Roy Haynes was born in Boston, March 13, 1925, and was keenly interested in jazz ever since he can remember. Primarily self-taught, he began to work locally in 1942 with musicians like the Charlie Christian inflected guitarist Tom Brown, bandleader Sabby Lewis, and Kansas City blues-shout alto saxophonist Pete Brown, before getting a call in the summer of 1945 to join legendary bandleader Luis Russell (responsible for much of Louis Armstrong's musical backing from 1929 to 1933) to play for the dancers at New York's legendary Savoy Ballroom. When not traveling with Russell, the young drummer spent much time on Manhattan's 52nd Street and uptown in Minton's, the legendary incubator of bebop, soaking up the scene.

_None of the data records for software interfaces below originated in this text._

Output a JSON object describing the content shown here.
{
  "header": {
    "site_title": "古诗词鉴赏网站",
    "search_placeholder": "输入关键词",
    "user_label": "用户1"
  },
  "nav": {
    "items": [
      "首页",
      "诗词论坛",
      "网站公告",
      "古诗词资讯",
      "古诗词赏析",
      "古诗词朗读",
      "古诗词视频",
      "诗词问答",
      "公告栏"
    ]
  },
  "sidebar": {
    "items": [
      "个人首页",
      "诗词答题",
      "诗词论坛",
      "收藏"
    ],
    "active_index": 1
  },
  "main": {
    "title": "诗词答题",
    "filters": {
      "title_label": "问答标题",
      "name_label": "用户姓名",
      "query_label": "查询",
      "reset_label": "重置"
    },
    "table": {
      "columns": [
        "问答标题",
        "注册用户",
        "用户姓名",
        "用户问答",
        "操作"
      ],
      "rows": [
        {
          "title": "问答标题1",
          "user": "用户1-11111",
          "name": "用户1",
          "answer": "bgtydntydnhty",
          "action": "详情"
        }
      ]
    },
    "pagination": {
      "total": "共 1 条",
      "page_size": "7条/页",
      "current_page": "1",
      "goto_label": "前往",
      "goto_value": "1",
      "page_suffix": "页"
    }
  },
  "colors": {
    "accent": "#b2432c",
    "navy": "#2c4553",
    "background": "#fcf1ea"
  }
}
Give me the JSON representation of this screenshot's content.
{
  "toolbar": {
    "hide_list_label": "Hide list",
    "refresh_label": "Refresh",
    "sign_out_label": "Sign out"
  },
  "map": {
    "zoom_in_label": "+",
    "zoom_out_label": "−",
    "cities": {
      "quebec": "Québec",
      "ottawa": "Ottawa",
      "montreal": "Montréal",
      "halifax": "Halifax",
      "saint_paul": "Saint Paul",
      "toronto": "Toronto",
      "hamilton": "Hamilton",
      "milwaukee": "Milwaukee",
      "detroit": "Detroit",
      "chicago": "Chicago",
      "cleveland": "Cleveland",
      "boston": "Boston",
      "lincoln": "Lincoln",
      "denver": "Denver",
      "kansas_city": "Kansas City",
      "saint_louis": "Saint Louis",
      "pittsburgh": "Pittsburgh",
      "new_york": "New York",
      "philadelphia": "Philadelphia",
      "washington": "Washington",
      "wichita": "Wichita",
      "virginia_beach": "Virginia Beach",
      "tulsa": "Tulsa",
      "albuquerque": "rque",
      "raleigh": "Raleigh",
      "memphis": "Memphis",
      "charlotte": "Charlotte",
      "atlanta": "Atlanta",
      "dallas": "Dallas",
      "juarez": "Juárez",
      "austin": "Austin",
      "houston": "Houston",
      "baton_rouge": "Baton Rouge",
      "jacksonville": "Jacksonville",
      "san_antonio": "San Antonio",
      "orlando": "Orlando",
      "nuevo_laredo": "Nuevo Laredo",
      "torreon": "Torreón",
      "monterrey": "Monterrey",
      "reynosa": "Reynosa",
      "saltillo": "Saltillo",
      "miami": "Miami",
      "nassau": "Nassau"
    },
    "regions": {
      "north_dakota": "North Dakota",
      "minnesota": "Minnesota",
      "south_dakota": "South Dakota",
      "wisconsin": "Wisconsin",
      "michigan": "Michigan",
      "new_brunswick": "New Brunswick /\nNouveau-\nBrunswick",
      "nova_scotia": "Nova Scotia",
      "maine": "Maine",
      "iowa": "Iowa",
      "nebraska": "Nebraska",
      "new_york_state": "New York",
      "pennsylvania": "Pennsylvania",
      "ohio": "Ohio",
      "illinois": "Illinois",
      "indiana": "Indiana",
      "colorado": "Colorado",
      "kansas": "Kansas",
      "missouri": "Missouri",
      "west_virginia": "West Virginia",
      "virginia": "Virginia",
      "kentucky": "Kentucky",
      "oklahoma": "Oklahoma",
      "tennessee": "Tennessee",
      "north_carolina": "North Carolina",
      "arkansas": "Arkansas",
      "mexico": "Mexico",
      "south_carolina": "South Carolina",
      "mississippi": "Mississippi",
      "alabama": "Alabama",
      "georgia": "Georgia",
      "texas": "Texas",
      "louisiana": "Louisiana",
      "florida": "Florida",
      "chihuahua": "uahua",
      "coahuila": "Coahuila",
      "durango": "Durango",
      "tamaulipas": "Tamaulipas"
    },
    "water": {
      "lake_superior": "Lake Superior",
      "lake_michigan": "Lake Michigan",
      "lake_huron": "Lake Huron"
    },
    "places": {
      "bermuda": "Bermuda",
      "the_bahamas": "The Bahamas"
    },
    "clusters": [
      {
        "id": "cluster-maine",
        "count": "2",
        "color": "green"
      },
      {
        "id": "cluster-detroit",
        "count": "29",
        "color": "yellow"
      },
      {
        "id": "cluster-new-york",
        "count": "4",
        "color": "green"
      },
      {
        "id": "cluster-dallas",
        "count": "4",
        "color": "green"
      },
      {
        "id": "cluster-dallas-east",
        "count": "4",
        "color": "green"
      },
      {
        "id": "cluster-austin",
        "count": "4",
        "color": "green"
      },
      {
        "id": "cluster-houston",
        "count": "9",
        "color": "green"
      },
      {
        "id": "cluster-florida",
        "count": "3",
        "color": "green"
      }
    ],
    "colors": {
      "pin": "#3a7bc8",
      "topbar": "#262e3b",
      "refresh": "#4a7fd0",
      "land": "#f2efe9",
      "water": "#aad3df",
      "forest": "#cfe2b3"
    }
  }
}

Haynes was Lester Young's drummer from 1947 to 1949, worked with Bud Powell and Miles Davis in '49, became Charlie Parker's drummer of choice from 1949 to 1953, toured the world with Sarah Vaughan from 1954 to 1959, did numerous extended gigs with Thelonious Monk in 1959-60, made eight recordings with Eric Dolphy in 1960-61, worked extensively with Stan Getz from 1961 to 1965, played and recorded with the John Coltrane Quartet from 1963 to 1965, has collaborated with Chick Corea since 1968, and with Pat Metheny during the '90s. Metheny was featured on Haynes' previous Dreyfus release Te Vou! (voted by NAIRD as Best Contemporary Jazz Record of 1996). He's been an active bandleader from the late '50s to the present, featuring artists in performance and on recordings like Phineas Newborn, Booker Ervin, Roland Kirk, George Adams, Hannibal Marvin Peterson, Ralph Moore and Donald Harrison. A perpetual top three drummer in the Downbeat Readers Poll Awards, he won the Best Drummer honors in 1996 (and many years since), and in that year received the prestigious French Chevalier des l'Ordres Artes et des Lettres.